Do You Need to Clean Your Fireplace?
Given the severe nature of maintaining fireplace cleanliness, it is recommended to be diligent about double-checking if your chute is residue-free, which can cause property damage if it catches fire.
Avoiding flue upkeep for an extended period is not only going to be hazardous but costly. If you feel like you are up for this dirty job, you can try dusting it yourself, but it is best left to the technicians in many cases.
So, do you need to clean your vents?
The one-word answer: yes.
Here are some of the critical reasons to inspect and clean your ventilation systems:
- It helps prevent home fires
- It gives a cleaner look, and it allows smooth flow of the burnt material to escape properly
- It contains carbon monoxide poisoning
- It helps getting rid of creosote
When we burn wood in a fireplace in NYC, several by-products form as a result. The most infamous of them are soot and creosote.
Soot is the soft residue of the unburnt carbon particles that also contain ash. It is usually black or brown. At the same time, creosote is a residue of incomplete combustion that can be flaky, gummy, or bubbly in appearance. It is highly flammable. Studies have shown that heavy use of fireplaces results in an average of 2 to 5-gallon buckets of creosote.
If left untreated, creosote slowly transforms into shiny, tar-like black icicles.

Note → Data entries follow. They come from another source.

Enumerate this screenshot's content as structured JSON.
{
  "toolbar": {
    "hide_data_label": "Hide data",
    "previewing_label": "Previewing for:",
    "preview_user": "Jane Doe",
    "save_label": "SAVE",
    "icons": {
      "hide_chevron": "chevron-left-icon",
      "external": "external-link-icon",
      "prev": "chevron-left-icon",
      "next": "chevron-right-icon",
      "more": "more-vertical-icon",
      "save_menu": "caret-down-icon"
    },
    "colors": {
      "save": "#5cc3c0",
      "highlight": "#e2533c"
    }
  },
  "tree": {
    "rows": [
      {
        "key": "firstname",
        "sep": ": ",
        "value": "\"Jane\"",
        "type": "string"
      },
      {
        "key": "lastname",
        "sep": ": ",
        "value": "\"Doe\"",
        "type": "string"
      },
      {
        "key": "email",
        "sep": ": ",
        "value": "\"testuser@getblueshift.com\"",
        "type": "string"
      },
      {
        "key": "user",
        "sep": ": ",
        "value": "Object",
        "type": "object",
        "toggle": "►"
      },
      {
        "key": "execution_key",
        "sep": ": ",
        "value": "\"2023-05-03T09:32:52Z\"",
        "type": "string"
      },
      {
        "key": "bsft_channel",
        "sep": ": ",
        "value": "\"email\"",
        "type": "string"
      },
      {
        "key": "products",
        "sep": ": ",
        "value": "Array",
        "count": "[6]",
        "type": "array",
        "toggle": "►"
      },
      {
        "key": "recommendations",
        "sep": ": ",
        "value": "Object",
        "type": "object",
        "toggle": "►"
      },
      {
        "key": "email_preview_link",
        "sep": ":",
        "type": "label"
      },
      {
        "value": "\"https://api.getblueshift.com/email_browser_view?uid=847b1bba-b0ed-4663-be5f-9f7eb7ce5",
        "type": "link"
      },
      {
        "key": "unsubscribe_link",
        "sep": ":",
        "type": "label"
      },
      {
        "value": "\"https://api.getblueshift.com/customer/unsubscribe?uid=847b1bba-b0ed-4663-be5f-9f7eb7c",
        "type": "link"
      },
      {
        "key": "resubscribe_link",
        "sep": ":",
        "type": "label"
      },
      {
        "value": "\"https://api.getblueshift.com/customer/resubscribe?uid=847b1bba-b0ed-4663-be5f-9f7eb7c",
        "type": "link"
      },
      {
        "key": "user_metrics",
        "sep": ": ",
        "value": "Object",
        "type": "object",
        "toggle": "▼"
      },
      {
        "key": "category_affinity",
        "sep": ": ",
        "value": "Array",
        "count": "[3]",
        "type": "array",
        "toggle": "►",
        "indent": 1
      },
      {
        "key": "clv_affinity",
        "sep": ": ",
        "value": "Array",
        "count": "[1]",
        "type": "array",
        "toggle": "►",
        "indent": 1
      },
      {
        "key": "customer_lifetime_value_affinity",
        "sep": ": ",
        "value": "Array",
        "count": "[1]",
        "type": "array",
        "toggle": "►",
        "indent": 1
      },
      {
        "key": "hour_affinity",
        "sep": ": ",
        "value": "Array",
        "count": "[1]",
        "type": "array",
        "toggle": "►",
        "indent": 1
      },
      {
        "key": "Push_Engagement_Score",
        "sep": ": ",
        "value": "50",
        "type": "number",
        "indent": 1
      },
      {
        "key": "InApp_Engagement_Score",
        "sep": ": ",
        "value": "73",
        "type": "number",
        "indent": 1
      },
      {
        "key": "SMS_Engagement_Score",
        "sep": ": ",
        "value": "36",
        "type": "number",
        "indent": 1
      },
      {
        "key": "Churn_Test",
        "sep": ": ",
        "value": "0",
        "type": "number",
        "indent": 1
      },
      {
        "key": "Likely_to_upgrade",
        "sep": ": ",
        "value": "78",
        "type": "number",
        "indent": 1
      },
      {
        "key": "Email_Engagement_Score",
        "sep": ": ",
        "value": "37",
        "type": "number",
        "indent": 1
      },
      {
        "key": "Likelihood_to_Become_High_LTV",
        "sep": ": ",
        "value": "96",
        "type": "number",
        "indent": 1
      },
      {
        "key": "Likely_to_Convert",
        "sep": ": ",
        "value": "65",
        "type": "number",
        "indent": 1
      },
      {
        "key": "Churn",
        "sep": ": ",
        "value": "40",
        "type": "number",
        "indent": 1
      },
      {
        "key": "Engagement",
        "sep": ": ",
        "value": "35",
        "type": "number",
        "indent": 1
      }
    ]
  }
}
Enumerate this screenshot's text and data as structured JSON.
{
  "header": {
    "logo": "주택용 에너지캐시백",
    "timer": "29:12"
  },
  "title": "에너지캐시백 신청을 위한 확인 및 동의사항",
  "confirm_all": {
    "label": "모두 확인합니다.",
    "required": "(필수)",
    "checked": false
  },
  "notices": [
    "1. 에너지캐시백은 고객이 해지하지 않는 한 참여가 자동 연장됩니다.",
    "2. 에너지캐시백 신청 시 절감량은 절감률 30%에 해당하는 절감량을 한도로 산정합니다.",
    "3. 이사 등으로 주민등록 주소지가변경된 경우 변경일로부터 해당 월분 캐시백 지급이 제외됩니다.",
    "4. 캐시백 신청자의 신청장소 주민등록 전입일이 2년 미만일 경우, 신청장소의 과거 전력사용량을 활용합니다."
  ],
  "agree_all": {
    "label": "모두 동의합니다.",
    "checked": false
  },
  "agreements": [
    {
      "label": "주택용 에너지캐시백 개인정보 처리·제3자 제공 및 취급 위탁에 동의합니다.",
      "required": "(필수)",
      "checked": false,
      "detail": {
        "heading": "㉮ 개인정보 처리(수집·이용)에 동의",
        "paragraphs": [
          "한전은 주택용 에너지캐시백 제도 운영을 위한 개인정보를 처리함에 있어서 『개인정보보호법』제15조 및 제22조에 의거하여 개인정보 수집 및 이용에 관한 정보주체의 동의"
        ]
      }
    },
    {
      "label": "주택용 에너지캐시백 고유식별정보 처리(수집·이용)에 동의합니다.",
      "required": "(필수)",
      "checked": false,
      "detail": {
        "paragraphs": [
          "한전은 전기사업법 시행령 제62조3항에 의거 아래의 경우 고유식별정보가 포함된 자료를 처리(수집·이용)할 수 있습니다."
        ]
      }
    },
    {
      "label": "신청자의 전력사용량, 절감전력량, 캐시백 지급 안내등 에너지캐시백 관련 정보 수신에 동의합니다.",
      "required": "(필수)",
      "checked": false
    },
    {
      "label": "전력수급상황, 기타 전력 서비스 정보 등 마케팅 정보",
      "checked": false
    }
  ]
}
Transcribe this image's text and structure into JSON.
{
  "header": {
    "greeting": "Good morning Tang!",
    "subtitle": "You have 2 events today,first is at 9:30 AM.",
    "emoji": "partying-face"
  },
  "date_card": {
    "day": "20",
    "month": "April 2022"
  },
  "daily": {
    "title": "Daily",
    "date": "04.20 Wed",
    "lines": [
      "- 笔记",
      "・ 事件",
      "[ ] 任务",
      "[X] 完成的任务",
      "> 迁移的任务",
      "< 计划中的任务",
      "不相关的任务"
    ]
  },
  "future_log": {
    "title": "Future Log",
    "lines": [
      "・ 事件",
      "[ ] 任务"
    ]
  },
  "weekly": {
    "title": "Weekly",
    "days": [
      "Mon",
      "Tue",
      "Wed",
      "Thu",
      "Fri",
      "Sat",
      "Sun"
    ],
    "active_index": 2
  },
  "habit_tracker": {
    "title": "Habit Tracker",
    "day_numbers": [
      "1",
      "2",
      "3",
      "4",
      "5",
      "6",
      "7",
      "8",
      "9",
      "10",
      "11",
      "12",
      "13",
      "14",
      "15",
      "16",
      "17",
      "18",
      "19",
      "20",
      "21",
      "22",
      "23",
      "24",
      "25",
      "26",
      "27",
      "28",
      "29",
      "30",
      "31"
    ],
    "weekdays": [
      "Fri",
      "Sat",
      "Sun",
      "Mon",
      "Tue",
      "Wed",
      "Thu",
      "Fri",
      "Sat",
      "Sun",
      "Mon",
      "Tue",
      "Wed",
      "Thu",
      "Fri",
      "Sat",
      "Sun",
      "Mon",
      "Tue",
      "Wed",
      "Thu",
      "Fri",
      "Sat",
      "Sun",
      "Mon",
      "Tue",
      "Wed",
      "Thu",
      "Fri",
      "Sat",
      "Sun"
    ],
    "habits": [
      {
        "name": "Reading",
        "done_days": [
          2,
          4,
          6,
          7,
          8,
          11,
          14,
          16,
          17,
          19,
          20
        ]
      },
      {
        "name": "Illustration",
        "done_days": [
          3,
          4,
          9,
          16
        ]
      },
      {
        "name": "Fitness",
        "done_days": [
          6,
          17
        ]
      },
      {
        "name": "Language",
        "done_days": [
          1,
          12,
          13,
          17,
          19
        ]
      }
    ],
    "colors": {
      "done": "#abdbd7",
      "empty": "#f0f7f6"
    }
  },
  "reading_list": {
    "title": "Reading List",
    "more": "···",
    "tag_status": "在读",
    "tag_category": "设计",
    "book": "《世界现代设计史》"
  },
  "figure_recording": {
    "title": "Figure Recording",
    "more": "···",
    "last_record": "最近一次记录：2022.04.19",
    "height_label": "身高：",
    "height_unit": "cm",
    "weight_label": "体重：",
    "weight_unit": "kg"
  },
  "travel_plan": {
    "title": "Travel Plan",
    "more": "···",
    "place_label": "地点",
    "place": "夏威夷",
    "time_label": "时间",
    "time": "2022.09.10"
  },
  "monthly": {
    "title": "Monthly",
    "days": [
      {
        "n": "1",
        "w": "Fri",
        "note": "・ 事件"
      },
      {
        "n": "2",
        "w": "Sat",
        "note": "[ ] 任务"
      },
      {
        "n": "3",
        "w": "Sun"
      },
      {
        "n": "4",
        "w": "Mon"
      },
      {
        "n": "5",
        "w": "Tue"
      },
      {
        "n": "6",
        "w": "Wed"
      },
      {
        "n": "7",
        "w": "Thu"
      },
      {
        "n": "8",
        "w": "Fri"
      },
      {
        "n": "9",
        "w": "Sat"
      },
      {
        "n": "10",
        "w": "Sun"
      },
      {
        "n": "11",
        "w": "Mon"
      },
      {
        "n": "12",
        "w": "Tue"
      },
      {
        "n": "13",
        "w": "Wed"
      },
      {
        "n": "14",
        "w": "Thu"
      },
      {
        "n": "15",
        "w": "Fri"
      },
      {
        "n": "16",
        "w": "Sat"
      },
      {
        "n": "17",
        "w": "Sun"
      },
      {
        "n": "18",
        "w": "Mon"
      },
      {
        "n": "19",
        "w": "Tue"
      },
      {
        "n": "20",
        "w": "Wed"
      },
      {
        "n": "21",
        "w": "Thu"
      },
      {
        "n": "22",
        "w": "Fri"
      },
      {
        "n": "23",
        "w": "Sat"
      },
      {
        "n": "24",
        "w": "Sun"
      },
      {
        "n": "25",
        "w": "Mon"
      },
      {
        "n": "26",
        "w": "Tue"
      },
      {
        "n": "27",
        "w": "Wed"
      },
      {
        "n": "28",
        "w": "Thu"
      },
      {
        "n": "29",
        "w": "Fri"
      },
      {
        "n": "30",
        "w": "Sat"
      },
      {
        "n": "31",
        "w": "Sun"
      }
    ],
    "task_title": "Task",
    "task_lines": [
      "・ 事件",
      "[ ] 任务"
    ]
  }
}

This is called the glaze, and it usually forms puddles or drips down and clog the fireplace itself. The glaze removal is also the most challenging work to undertake during hearth clearing.
How Often Should the Cleaning be Done?
Now that you know how important it is to keep your fireplace inspected and cleaned, you must also understand how often you need to check it.
A simple rule of thumb is to check it once a year. This is handy, especially before winters when the fireplaces get used the most.
CSIA suggests that fireplaces be cleaned when:
- You have to use the fireplace (i.e., annually). If you feel like you had it cleaned shortly before, it is still advisable to inspect the flue system.
- 1/8″ or 3mm of soot and other residue build-up is inside the hearth
- Glaze appears (immediate scrubbing).
- National Fire Protection Association (NFPA) has a different set of criteria. They include the following areas to be inspected thoroughly once a year:
- flue system
The NFPA Standard 211 reads that the above heating places in commercial and residential areas be inspected once a year for “soundness, freedom from deposits, and correct clearances.” It also mentions that preservation, conservation, and repair should be done as soon as required.
Other reasons that can warrant a chute inspection include:
- Leaves, branches, and trash that gets lodged in the opening due to wind, rain, and snow
- Pest rodents such as raccoons, squirrels, etc. and birds can turn the place into their nesting area
Even if you do not use your stack each year, ensure that the smoke chamber, flue liner, damper area, and firebox are inspected yearly.
What is the Best Time for Scouring?
The best time sweep companies garner profitable business is right after the heating season ends, i.e., in the spring. However, many people prefer to choose the last weeks of summer, early fall, or early winter. It is a good practice to schedule an initial appointment before the rush season. If you skipped a year, or a season, do not delay the upkeep process.
The funnel might need an analysis if, during humid summer months, your chute starts to stink. This stench is caused by creosote mixed with water vapors from abundant humidity or extensive air conditioning usage. To mitigate the stench, you need to perform thorough air duct cleaning.
If your vents are not working correctly, then it is time to invite technicians to look at your chute. This is also true for newly bought or repaired heating systems, e.g., a stove or a furnace, etc.
If you have recently moved to a different place, you must need technical help. When left unused for some time, vents take a toll on the masonry and lining work. The deterioration should immediately be reported to a technician.
Our teams provide reputable hearth surveillances for newly bought homes, new heating systems, or repaired networks. You can contact us at 347 -990- 2756.